# Exercise description:
Among the lines of this listing, count those that include "screenshot" and state the count by itself.

:::

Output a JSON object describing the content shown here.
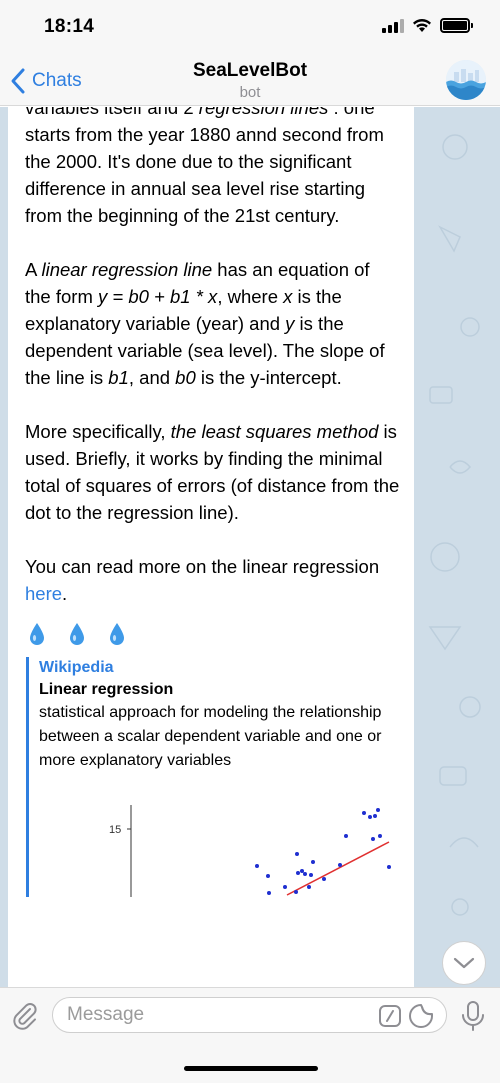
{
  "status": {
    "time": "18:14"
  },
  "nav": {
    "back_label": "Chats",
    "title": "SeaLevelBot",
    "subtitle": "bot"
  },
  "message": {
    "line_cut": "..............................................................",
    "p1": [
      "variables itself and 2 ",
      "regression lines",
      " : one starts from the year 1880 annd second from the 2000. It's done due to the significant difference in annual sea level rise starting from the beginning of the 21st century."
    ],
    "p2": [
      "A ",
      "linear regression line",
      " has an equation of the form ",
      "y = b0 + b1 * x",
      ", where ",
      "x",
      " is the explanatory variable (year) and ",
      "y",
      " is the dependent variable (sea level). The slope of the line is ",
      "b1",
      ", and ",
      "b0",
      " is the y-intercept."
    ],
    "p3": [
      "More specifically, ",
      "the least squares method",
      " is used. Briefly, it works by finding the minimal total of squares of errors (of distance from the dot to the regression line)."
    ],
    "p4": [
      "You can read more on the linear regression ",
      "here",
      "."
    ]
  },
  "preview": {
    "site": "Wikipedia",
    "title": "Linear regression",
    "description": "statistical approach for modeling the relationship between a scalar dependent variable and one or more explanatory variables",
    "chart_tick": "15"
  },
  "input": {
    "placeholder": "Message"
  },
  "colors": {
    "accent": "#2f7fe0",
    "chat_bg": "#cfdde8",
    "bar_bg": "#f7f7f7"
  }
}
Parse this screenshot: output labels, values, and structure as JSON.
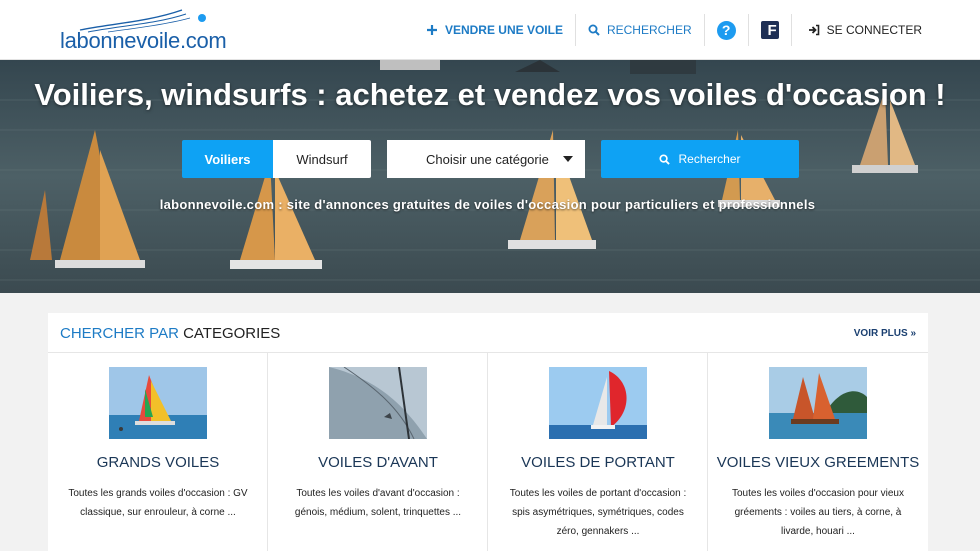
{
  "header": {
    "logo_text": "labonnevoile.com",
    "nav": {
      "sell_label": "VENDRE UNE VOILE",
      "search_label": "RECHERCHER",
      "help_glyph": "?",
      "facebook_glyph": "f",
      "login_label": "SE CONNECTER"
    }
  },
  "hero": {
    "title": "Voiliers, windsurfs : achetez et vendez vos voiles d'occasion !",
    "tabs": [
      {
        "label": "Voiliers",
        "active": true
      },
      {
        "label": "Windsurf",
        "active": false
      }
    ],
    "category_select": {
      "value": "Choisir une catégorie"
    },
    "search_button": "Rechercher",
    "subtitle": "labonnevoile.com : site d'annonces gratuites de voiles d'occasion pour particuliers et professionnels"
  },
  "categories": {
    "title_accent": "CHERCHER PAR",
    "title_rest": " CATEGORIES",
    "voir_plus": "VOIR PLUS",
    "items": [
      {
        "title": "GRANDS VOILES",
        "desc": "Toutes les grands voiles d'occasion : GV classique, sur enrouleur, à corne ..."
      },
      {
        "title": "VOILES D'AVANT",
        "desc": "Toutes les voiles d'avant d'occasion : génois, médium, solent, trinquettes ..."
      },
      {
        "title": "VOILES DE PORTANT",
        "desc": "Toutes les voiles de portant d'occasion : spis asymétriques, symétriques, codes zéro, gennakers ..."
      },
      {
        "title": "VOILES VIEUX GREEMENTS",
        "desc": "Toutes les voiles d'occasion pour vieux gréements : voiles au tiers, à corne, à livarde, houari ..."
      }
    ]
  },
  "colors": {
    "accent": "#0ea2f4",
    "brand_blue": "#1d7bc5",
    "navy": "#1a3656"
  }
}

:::

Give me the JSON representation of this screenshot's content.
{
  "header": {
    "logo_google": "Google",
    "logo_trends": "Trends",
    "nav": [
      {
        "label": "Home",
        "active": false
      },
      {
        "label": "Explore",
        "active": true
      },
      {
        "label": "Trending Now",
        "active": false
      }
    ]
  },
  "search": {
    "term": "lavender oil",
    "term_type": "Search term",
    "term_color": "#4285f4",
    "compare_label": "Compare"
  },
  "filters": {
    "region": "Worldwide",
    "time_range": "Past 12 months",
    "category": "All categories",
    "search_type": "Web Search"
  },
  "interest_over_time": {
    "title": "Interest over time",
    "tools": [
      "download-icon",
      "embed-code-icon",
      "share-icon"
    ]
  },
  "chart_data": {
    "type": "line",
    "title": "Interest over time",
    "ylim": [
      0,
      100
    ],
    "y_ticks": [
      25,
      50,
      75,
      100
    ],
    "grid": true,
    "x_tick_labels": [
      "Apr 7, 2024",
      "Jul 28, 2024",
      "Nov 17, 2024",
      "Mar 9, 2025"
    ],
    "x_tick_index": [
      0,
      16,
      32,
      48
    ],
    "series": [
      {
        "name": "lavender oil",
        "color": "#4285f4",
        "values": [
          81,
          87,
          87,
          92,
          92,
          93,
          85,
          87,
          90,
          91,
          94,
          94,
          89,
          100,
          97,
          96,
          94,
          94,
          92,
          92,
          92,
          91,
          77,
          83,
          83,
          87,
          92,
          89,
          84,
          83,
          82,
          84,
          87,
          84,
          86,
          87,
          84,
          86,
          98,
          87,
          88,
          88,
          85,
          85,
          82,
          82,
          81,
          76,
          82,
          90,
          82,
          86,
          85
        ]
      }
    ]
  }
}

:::

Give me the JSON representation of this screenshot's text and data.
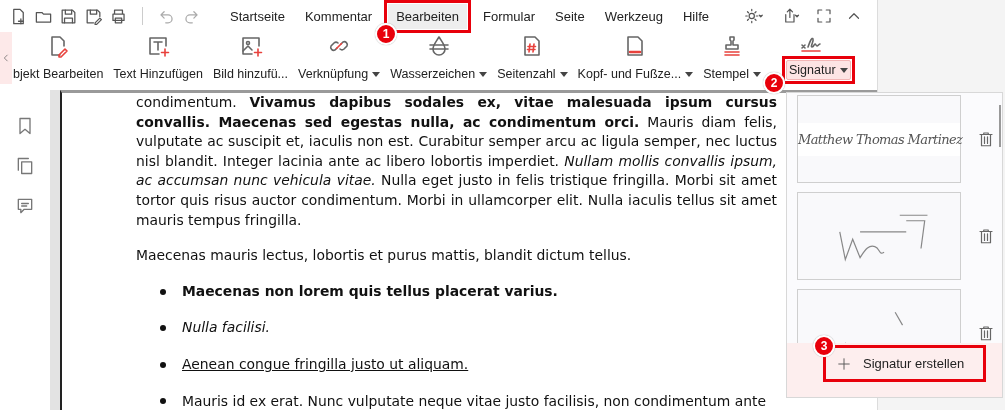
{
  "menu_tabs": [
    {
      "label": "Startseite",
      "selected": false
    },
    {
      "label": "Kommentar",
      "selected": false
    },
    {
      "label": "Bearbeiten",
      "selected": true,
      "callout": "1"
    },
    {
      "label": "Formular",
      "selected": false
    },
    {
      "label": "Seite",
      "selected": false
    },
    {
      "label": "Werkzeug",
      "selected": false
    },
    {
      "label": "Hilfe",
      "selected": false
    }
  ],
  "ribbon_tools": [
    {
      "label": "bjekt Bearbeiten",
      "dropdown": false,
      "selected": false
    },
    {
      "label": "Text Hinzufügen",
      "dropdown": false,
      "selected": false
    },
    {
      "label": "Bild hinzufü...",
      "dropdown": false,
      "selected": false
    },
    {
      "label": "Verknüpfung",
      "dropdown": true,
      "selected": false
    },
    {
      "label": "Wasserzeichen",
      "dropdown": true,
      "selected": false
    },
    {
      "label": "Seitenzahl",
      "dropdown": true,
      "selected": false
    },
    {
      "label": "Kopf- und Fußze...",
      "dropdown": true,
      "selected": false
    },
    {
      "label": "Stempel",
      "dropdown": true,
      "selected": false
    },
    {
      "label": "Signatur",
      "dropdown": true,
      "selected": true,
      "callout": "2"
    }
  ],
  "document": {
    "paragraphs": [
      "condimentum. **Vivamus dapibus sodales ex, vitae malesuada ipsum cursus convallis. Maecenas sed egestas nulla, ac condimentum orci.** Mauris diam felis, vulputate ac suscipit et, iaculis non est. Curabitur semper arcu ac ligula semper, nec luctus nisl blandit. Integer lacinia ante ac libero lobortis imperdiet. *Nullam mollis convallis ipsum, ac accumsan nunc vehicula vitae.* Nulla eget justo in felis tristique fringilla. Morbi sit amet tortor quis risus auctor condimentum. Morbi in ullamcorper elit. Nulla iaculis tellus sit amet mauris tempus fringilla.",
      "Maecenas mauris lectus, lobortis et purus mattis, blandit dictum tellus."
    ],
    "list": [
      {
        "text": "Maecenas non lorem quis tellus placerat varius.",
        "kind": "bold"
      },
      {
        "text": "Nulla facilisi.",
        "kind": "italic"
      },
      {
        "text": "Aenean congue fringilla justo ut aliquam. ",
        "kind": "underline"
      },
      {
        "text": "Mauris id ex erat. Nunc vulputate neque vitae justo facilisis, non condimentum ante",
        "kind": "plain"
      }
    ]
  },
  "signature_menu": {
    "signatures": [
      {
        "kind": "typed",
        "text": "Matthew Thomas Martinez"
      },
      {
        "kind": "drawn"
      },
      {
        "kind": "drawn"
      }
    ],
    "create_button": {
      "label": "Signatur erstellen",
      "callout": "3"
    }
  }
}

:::

# Answer for this exercise:
3